in many other forms. "Uniform," however, may be used in another sense. A quart may be said to be an- uniform measure, whether the vessel be of a square, or cylindrical, or conical, or a triangular sha-pe, if it still measures the same quantity. But neither in this sense is money an uniform measure ; for the dollar, the franc, &c. do not measure the same quantity with a guinea, a shilling, &c. If we endeavour to apply to the phrase the only interpretation which has anv meaning, we must say that an equal quantity of the precious metals, in whatever shape or form, always measures an equal quantity of all other commodities, that is to say," can purchase an equal quantity of them. But this we have seen is, by Mr. Wheatley's own confession, not true. It is however true, that there is a general tendency in the precious metals toward this uniformity of value; but it is not less true that there is an equally strong tendency in every other commodity, each seeking the best market, as naturally as gold and silver, and each as certainly reaching it; with the sole difference of the greater or less difficulty of the journey. Dr. Smith was fully as much aware of this tendency in money as Mr. Wheatley; he was much more fully aware of the same tendency in all other articles than Mr. Wheatley, who speaks of it as if it were something peculiar to money; and he was much more fully aware than Mr. Wheatley of the circumstances which prevent the full operation of the tendency of money toward an uniform value, and create a far greater diversity in different places than it suits Mr. Wheatley's theory to admit. Such are the author's discoveries respecting the futility of Dr. Smith's doctrine of money. The representation of that doctrine whiqh he exhibits in six propositions selected for particular examination, affords so unfair and unsatisfactory a view of the principles of Smith, that We believe he has not fully comprehended the import of that great philosopher's writings on this subject; for no intentional injustice, we are well assured, is imputable to Mr. Wheatley; on the contrary, we consider him as not only a fair, but a candid controversialist. III. That part of the work of which we proposed to treat in the third place, begins with a chapter on the course of exchange. This chapter, in the author's opinion, discloses some of \he profoundest arcana of his doctrine.
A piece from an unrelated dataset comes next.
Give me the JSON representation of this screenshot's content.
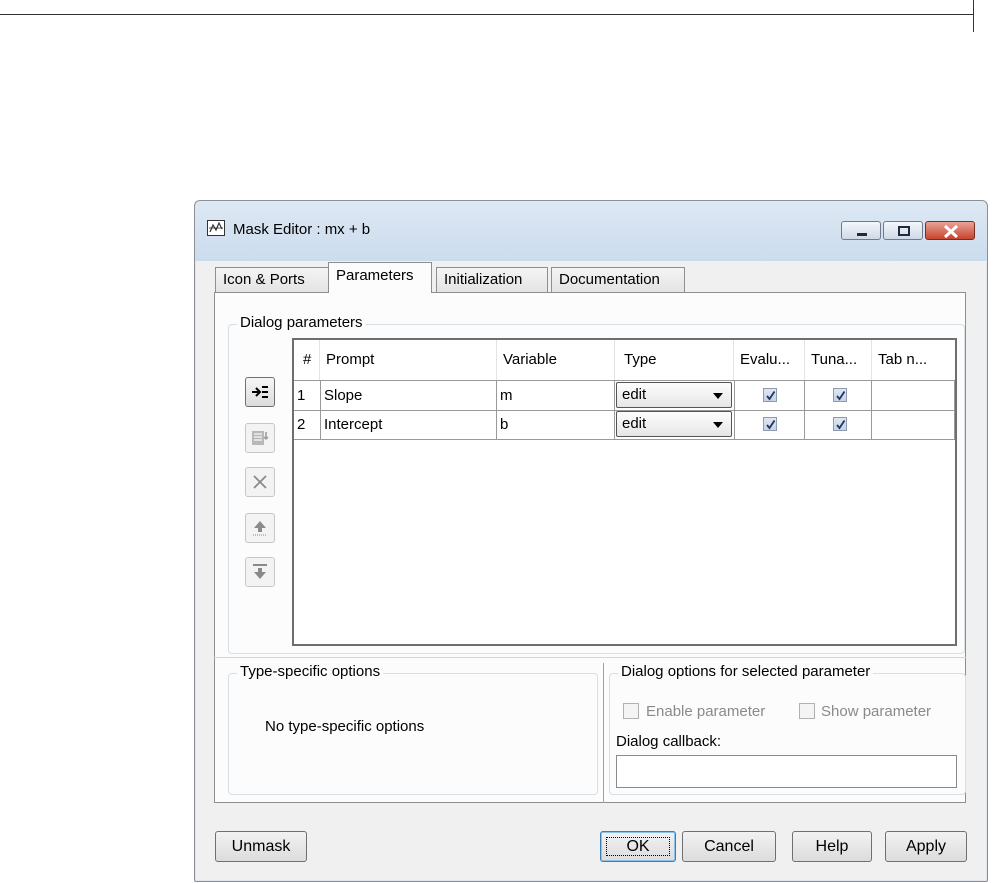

But, in fact,- nothing is more simple than-the operation of exchange, and it is entirely owing to the indistinct and inadequate ideas of the author, that he has supposed anv great mystery' to be involved in it. The course of exchange, he tells us, "is the practical means by which the equivalency of money is maintained." This is very true. But this, when the tech